Wall Sconce Lighting. Wall sconce lighting for outdoor structures with its geometric patterned illumination is becoming a preferred art form after dark. Wrought iron spirals in the simple Bauhaus design styles of Mexican architect Luis Barragan are finding a new market in the United States with modern art fans. Affordable Mashona carved stone sculpture from Zimbabwe with its strong cubist influence is perfect garden art for this new look. Texture and Color. With color and form driving this style, the new vividly colored garden hoses turn a necessity into a vital part of this contemporary palette. Tube wind chimes fall into this same geometric world. Spheres constructed out of any material from blown glass to concrete and resin are one of the best all-purpose accents for minimalist garden style.

Outdoor Living. Garden furniture and outdoor living accessories for this style are driven by the industrial roots of retro. Utilization of finished metals such as galvanized steel and anodized aluminum are mainstream. Steel mesh is applied to chairs and tables with basic functional forms. The addition of sheet metal, crafted wood slats and painted steel to chaise lounges in sinuous, modern lines turn furniture into borderline art. Plastics are clearly a big part of the style. Visit an Ikea store to see a broad selection of affordable pieces for this new modern look.

Modern Gardening

“I paint my gardens,” Brazilian artist Roberto Burle Marx wrote. Marx landscapes mirror the very same layouts as his abstract paintings, mosaics and sculptures. But in the garden the palette is paving, stone, sculpture, lawn and plants. These materials are used to create flowing fields and patterns on the land with varying color and texture. This is derived from graphic paving stones, mineral mulch and masses of a single kind of plant. His preference is for larger plants such as palms and cycads as specimen accents as well as other architecturally interesting species. This concept alone is a seminal factor in the modern garden, providing a visual integration of period art elements with arrangement of plants in the cultivated landscape.

To create displays that will enhance the desirability of modern objects, utilize plants with strong architectural forms. Succulents have dominated the picture in warm climates. Further north grasses are appropriate as are geometric hedges and topiaries. Simplicity is the watchword; drama is the goal. The best way to develop a sense of the retro garden is to watch “Homefront In The Garden” on the BBC America Channel. Designer Dairmuid Gavin is revolutionizing the staid picture of the English garden with his own incredible retro garden style. Just a few episodes will leave you amazed and inspired. Look up the show online at www.bbcamerica.com.

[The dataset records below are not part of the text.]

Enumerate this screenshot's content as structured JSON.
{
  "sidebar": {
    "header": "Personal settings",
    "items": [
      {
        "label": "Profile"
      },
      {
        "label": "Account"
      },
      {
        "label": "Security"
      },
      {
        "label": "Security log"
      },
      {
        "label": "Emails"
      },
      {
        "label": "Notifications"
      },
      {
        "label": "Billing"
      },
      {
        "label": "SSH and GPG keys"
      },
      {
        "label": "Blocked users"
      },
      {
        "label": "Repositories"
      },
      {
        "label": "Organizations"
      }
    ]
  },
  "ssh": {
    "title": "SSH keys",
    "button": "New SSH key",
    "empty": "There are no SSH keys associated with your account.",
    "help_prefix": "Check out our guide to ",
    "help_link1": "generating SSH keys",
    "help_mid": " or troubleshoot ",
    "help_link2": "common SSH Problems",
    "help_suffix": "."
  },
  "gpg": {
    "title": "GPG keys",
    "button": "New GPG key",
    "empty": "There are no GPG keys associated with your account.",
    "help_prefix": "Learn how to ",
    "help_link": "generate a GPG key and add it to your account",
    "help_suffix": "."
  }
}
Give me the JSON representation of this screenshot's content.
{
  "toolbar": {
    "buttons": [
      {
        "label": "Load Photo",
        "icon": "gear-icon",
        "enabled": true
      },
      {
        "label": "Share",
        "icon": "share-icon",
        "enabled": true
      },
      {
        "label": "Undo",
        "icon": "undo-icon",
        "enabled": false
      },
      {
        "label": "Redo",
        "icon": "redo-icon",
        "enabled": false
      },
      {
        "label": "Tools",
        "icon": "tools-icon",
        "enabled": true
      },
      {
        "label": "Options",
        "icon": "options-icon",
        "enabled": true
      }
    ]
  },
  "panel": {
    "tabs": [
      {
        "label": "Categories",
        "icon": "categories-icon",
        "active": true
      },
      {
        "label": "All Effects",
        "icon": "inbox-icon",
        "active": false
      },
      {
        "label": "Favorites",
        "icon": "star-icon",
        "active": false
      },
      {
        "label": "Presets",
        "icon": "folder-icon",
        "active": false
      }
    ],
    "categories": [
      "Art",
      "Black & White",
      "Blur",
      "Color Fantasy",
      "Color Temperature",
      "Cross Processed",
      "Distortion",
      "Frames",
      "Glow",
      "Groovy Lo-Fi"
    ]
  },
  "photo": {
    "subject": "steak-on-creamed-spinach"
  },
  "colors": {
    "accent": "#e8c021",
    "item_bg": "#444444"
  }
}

While many in the garden industry are strangers to modern style and may not come naturally to this aesthetic, it is time to educate the client… you. The world is changing, a new generation is coming. They have been raised in a mass-market mentality and are seeking to turn the ordinary into their own unique composition. But as Neutra and Marx and every architect will tell you, there are no new ideas, only the applications change. And retro is no exception.

Maureen Gilmer

Maureen Gilmer is an author and TV personality in Palm Springs, Calif. She appears regularly on Do It Yourself Network's (DIY) "Weekend Gardening," a program featuring weekend projects for the intermediate gardener that make gardens thrive. She can be reached at [email protected].